  • Shifting Left - With easy and accurate automation, we can empower developers to find and fix their own vulnerabilities without experts. But beware of "shifting wrong" by pushing inaccurate scanners onto development teams that are ill-equipped to deal with large numbers of false alarms. Instrumentation-based tools can provide instant feedback to development teams through the tools they are already using.
  • Continuous Assurance - While shifting left is great, we still need to generate assurance that what we push into production has been thoroughly tested for security. Neither static nor dynamic scanners cover the entire application, and they don't provide evidence of what was actually tested. Modern security has to be done continuously across development, test, and production.
  • Runtime Protection - Don't forget, DevSecOps has to include "Ops." Every company should know exactly who is attacking them, what specific attack vectors they are using, and which applications and APIs they are targeting. Unfortunately, most organizations are almost completely blind — their only attack visibility is based on very noisy WAF data.
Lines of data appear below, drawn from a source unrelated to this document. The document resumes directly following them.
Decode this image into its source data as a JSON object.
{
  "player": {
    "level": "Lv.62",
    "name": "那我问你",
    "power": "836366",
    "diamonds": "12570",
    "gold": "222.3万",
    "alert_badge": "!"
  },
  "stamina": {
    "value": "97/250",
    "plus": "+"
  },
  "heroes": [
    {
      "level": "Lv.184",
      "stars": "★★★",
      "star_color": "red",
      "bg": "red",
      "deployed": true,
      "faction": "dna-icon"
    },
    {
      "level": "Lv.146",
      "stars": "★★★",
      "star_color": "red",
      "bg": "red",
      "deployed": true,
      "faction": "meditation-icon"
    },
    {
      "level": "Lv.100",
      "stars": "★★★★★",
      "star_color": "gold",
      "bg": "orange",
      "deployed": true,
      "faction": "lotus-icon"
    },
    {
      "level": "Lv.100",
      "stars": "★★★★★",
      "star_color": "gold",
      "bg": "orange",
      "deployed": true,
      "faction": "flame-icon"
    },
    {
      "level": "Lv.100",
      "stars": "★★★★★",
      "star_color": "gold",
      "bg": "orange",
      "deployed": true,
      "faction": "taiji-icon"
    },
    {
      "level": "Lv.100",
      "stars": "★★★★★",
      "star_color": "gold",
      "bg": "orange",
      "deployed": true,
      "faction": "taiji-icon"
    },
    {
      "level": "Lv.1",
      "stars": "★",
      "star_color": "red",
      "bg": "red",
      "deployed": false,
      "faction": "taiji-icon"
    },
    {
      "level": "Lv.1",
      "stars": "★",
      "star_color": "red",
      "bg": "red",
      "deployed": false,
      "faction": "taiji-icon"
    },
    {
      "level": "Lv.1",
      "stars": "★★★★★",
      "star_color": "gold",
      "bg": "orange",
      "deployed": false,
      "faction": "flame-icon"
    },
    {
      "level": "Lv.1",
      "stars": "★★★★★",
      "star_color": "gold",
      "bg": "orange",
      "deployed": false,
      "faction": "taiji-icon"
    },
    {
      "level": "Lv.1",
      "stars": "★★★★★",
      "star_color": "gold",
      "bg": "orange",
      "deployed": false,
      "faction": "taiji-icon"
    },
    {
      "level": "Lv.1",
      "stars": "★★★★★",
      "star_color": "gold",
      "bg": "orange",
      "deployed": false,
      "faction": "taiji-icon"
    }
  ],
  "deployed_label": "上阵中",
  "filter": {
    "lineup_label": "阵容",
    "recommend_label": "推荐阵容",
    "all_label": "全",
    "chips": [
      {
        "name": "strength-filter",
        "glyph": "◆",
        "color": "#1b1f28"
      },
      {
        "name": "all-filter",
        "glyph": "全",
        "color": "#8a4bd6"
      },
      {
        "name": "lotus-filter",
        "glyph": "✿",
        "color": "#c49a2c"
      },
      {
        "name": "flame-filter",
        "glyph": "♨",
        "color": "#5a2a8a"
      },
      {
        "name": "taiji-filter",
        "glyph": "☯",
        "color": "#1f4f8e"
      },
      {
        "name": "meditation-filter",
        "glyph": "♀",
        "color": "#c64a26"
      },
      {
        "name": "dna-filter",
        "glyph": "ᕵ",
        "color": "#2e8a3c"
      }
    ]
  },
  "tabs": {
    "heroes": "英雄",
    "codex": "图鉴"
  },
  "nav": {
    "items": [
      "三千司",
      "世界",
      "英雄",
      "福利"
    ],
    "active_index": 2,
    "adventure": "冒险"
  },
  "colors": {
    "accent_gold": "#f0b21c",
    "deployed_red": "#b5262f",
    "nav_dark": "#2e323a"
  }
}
Modern applications need both automated security testing and automated runtime protection.

Remember, if you're using the outside-in approach, as your software velocity increases, so does the work for security experts. For every release of every application, you'll have to run SAST, DAST, and SCA scans, correlate the results, triage false positives, create tickets, and retest. This increased work makes achieving DevSecOps virtually impossible.

Looking Forward

In the real world, we carefully instrument almost every complex thing: cars, airplanes, factories, spacecraft, etc. We instrument them for temperature, vibration, sound, and much more. But software, arguably the most complex thing that man has ever created, remains opaque. Our best visibility into software is through log files that almost seem to be intentionally designed to obfuscate what's going on. In the future, all software will be instrumented for security and more. There's simply no other way to monitor what's happening inside the complex code we trust with our lives.

Imagine a world where all software is instrumented for security and continuously monitored from within. There's never any scanning. Your security dashboards are always up to date. You can check compliance at any time, not just once a year. You've worked off your vulnerability backlog and new vulnerabilities are fixed as soon as they are introduced. Your pentesters are used to test new risks, and deliver their results as rules, not reports, so their test can be automated and run continuously from that point forward.

You can enable security instrumentation in your applications and APIs today without changing any code. It's the fastest path to taking control of your software inventory, eliminating your vulnerabilities, and preventing your company from being exploited.

This article was originally published in our Application Security Trend Report. To read more articles like this, download the report today!


Read Today  

Topics:
security ,application security ,appsec ,devsecops ,digital transformation ,automation

Opinions expressed by DZone contributors are their own.

{{ parent.title || parent.header.title}}

{{ parent.tldr }}

{{ parent.urlSource.name }}